*Work item*: Please repeat every entry exactly as given, apart from dropping the images.

(App and web page records)
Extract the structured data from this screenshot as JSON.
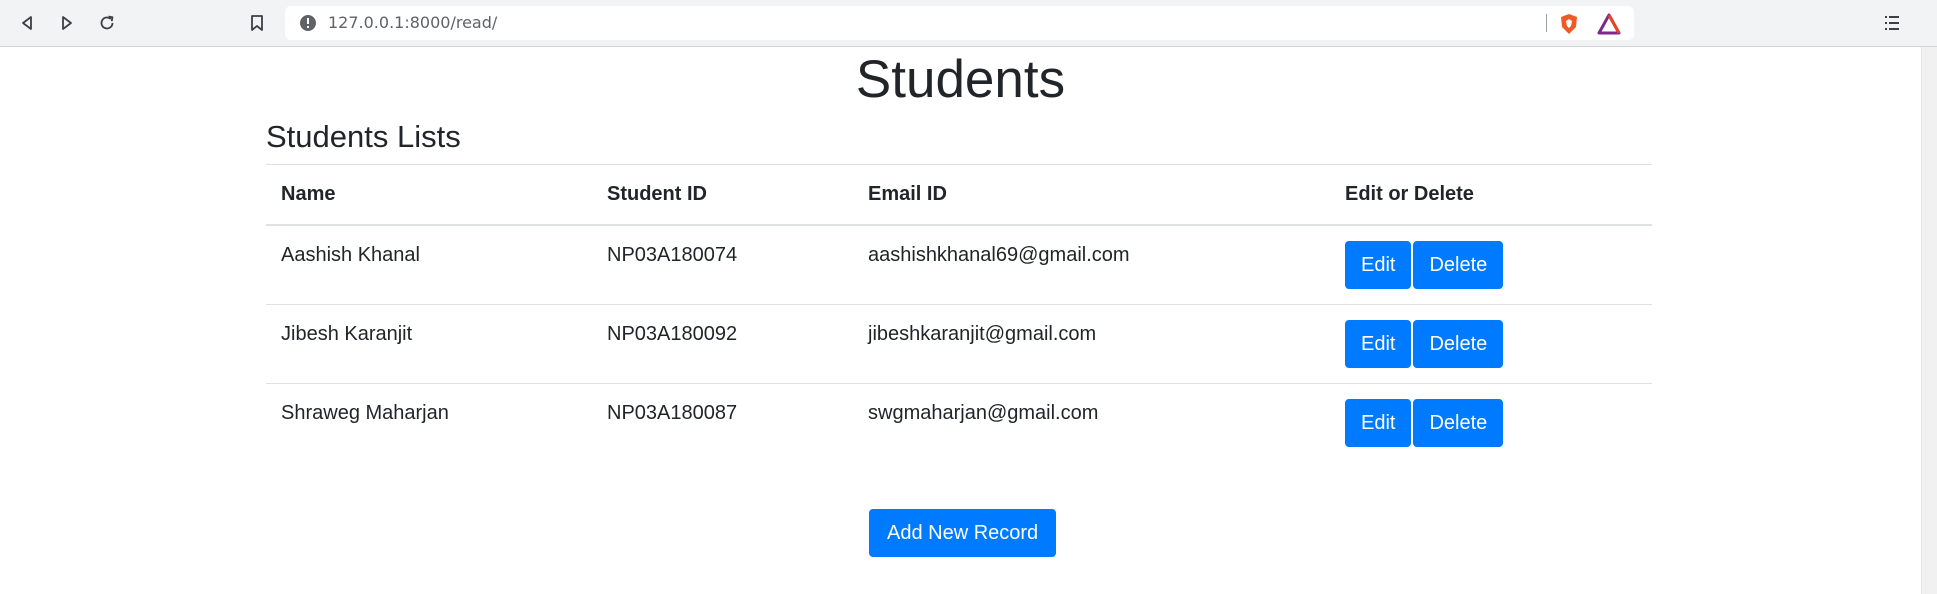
{
  "browser": {
    "url": "127.0.0.1:8000/read/",
    "icons": [
      "back-icon",
      "forward-icon",
      "reload-icon",
      "bookmark-icon",
      "site-info-icon",
      "brave-shield-icon",
      "brave-rewards-icon",
      "menu-icon"
    ]
  },
  "page": {
    "title": "Students",
    "subtitle": "Students Lists"
  },
  "table": {
    "headers": {
      "name": "Name",
      "student_id": "Student ID",
      "email": "Email ID",
      "actions": "Edit or Delete"
    },
    "rows": [
      {
        "name": "Aashish Khanal",
        "student_id": "NP03A180074",
        "email": "aashishkhanal69@gmail.com",
        "edit": "Edit",
        "delete": "Delete"
      },
      {
        "name": "Jibesh Karanjit",
        "student_id": "NP03A180092",
        "email": "jibeshkaranjit@gmail.com",
        "edit": "Edit",
        "delete": "Delete"
      },
      {
        "name": "Shraweg Maharjan",
        "student_id": "NP03A180087",
        "email": "swgmaharjan@gmail.com",
        "edit": "Edit",
        "delete": "Delete"
      }
    ]
  },
  "actions": {
    "add_label": "Add New Record"
  },
  "colors": {
    "primary": "#007bff",
    "text": "#212529",
    "border": "#dee2e6",
    "chrome": "#f1f3f4"
  }
}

*Task result*:
Extract the structured data from this screenshot as JSON.
{
  "browser": {
    "url": "127.0.0.1:8000/read/",
    "icons": [
      "back-icon",
      "forward-icon",
      "reload-icon",
      "bookmark-icon",
      "site-info-icon",
      "brave-shield-icon",
      "brave-rewards-icon",
      "menu-icon"
    ]
  },
  "page": {
    "title": "Students",
    "subtitle": "Students Lists"
  },
  "table": {
    "headers": {
      "name": "Name",
      "student_id": "Student ID",
      "email": "Email ID",
      "actions": "Edit or Delete"
    },
    "rows": [
      {
        "name": "Aashish Khanal",
        "student_id": "NP03A180074",
        "email": "aashishkhanal69@gmail.com",
        "edit": "Edit",
        "delete": "Delete"
      },
      {
        "name": "Jibesh Karanjit",
        "student_id": "NP03A180092",
        "email": "jibeshkaranjit@gmail.com",
        "edit": "Edit",
        "delete": "Delete"
      },
      {
        "name": "Shraweg Maharjan",
        "student_id": "NP03A180087",
        "email": "swgmaharjan@gmail.com",
        "edit": "Edit",
        "delete": "Delete"
      }
    ]
  },
  "actions": {
    "add_label": "Add New Record"
  },
  "colors": {
    "primary": "#007bff",
    "text": "#212529",
    "border": "#dee2e6",
    "chrome": "#f1f3f4"
  }
}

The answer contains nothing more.